Saturday, June 09, 2012
That's the start of Ray Bradbury's essay "The Joy of Writing," in which the master reveals how he did it. Actually, and in words more poetic than this, he distills writing down to this: If you love to write, and you want to be a good writer, then write. Write every day, and keep writing until you get good at it.
I've been tinkering around the edges of a book called The Imaginary Revolution for, oh, at least four years, when I assigned the tale to the works of my erstwhile alter ego, B.W. Richardson. But truth to tell the story has been in my mind a lot longer than that. For it to still be in my mind and not out in the world on the day Ray Bradbury died – Ray, to whom my lead character's name is an obvious homage – is not just embarrassing, it's shameful. Because this is the kind of story I have wanted to tell all my life.
"Live Forever!" said Mr. Electrico to young Ray Bradbury, and the books are how he will fulfill that directive. Another way is through the thousands of writers who became writers inspired by the zest and gusto in his work.
I always thought I would write an essay when Ray Bradbury's mortal vessel finally ran out of steam, but a better idea came to me. For several weeks I considered telling the story of the Imaginary Revolution through the words of Raymond Kaliber himself, and not as a novel but as a series of blog posts. Still, I let the idea just sit there in my mind. Sitting down to write this week, I realized the world does not need another essay about how great and influential a writer Ray Bradbury was. The way to celebrate the life of Ray Bradbury is to write, write every day, and keep writing until I get good at it.

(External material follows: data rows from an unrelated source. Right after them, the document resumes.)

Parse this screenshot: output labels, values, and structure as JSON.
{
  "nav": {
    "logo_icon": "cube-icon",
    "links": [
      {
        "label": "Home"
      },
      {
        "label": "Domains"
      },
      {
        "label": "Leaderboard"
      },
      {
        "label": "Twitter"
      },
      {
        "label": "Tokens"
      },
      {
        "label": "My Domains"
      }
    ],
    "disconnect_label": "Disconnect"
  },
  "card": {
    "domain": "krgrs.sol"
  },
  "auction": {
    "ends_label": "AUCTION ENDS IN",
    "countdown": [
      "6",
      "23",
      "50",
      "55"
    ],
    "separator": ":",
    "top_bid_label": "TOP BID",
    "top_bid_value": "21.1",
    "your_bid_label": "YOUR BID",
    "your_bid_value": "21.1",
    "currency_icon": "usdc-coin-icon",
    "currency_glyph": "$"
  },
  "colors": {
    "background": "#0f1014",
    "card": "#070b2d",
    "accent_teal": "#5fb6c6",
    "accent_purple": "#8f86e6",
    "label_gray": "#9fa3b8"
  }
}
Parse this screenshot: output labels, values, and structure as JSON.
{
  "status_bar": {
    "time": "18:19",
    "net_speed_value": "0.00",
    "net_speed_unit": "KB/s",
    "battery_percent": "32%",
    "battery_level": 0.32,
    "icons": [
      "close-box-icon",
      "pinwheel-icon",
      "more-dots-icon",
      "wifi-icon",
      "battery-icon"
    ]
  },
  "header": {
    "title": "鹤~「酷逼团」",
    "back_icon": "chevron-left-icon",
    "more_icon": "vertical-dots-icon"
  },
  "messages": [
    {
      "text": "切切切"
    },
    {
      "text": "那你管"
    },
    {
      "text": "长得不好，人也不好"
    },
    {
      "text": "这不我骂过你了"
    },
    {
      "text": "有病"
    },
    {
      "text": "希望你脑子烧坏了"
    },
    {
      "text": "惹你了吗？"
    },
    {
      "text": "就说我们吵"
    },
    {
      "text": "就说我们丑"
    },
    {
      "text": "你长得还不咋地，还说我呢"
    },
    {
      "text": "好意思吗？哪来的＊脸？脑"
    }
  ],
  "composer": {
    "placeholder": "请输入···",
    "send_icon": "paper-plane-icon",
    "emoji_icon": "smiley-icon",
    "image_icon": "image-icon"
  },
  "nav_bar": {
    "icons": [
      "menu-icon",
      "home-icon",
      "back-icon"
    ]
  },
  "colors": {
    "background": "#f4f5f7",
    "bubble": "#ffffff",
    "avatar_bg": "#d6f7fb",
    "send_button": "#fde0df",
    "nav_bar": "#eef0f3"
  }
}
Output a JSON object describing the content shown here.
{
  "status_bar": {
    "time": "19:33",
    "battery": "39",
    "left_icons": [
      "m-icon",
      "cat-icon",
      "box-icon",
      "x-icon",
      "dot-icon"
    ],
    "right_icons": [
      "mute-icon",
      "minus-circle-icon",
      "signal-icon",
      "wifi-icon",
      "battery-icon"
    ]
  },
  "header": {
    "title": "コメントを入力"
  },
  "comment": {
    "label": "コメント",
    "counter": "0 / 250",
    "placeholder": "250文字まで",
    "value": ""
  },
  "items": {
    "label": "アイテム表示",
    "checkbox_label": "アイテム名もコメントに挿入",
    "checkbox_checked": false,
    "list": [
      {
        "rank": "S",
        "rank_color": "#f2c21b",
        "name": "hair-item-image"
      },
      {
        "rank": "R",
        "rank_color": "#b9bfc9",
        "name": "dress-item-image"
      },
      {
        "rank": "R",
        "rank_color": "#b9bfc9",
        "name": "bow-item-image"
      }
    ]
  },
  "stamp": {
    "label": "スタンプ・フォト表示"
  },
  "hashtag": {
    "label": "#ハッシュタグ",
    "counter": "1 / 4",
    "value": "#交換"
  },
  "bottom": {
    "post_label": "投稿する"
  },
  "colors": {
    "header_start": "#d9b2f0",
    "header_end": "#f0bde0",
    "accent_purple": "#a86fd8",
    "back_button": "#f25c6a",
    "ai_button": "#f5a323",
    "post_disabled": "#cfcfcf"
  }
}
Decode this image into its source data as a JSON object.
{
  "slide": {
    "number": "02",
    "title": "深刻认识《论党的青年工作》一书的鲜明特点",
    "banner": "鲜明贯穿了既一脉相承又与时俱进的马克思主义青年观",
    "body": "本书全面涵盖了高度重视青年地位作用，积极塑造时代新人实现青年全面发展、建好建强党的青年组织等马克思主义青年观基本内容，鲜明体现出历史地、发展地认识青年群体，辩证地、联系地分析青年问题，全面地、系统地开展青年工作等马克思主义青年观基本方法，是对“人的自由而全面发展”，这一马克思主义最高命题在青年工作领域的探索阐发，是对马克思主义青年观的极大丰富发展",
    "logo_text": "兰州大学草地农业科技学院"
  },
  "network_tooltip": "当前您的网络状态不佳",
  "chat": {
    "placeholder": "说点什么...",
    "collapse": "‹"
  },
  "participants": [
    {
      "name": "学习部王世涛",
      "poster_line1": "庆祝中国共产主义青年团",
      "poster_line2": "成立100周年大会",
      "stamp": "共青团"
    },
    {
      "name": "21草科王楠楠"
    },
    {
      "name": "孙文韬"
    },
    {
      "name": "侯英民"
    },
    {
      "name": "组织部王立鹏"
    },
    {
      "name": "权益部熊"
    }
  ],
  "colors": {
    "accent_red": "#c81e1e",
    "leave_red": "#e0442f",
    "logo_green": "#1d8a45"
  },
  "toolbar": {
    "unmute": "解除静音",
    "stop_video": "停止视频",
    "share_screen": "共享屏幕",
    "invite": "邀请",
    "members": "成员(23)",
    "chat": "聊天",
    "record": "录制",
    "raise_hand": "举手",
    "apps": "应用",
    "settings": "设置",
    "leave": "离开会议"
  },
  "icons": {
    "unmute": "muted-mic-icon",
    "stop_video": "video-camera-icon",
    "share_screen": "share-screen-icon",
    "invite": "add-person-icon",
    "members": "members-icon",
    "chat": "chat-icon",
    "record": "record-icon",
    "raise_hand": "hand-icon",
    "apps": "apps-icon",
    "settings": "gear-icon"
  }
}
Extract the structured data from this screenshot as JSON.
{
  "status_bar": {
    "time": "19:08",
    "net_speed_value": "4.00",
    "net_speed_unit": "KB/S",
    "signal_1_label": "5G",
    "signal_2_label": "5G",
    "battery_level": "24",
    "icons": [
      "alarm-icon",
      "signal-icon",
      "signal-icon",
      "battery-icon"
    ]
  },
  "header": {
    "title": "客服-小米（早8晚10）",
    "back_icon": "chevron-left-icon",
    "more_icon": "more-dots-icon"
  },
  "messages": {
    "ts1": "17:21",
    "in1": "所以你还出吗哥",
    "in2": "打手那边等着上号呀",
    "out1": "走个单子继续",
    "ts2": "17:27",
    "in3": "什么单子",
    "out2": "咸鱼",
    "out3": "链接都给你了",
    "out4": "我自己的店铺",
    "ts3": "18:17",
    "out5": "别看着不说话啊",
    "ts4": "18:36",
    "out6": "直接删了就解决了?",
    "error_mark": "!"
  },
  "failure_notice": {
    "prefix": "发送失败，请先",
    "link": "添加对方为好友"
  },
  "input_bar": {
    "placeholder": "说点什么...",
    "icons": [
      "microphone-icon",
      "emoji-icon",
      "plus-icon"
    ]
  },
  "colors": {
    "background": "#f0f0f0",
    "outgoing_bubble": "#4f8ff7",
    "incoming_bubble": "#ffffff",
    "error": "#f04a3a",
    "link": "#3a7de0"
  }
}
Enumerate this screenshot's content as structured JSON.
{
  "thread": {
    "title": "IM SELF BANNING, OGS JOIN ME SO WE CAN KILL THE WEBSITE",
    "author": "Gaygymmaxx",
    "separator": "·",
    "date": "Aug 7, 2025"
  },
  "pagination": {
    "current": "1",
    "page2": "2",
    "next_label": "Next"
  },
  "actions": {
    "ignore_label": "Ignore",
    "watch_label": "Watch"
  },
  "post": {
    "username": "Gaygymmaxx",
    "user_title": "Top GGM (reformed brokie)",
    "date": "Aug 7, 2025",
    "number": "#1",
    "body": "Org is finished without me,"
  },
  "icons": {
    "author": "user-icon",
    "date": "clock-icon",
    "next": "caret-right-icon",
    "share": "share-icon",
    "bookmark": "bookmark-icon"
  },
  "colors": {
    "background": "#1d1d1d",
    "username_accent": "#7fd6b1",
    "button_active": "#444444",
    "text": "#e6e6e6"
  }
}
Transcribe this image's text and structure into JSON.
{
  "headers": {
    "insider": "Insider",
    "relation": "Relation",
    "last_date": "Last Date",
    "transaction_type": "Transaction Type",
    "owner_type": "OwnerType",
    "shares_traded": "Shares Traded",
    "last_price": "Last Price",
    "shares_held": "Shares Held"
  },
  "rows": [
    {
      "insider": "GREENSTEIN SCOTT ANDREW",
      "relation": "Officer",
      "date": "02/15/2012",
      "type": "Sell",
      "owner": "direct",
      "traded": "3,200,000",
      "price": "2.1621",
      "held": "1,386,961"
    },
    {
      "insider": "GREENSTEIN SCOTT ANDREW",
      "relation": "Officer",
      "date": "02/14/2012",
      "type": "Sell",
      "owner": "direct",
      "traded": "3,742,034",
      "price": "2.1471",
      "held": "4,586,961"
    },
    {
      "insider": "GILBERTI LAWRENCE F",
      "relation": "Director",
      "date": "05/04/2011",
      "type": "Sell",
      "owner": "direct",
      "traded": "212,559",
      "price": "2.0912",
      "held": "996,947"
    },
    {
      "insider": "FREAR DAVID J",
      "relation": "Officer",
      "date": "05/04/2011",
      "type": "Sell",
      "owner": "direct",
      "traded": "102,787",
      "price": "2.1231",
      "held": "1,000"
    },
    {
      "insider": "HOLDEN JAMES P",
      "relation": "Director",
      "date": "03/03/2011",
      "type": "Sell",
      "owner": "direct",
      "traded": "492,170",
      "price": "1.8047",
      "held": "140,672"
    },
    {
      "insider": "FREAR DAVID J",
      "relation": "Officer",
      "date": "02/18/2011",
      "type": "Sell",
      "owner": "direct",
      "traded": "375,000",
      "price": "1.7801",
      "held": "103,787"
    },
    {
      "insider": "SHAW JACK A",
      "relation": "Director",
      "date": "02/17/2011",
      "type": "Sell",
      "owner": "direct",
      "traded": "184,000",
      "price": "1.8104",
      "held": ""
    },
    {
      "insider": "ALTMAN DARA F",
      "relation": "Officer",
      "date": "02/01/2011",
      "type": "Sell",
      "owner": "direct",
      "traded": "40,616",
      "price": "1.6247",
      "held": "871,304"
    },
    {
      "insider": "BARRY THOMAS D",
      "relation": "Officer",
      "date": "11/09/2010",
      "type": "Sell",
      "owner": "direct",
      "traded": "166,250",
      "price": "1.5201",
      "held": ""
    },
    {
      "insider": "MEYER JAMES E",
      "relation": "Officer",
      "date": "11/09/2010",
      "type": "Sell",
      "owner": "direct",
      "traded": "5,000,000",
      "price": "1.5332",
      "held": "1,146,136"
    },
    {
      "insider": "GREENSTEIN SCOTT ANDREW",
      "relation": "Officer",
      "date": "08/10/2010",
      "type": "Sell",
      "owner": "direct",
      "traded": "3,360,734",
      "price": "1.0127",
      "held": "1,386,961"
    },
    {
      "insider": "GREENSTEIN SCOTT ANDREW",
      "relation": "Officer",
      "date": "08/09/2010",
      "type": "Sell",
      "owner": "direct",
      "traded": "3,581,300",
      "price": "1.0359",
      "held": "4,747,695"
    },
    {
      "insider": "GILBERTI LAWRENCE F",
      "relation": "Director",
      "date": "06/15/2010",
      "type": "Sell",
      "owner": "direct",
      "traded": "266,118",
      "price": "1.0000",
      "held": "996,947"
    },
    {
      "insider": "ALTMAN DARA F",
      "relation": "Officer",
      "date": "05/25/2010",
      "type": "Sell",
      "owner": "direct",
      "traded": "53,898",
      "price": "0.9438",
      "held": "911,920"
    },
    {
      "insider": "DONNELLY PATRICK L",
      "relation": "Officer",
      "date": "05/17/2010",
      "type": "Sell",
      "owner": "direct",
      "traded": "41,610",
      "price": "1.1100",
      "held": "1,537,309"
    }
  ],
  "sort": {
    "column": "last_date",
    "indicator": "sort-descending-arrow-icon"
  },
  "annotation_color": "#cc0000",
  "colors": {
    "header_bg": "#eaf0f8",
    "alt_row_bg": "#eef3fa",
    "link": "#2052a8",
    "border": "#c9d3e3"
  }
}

Wednesday, I learned Bradbury was dead.
Thursday, I launched the blog.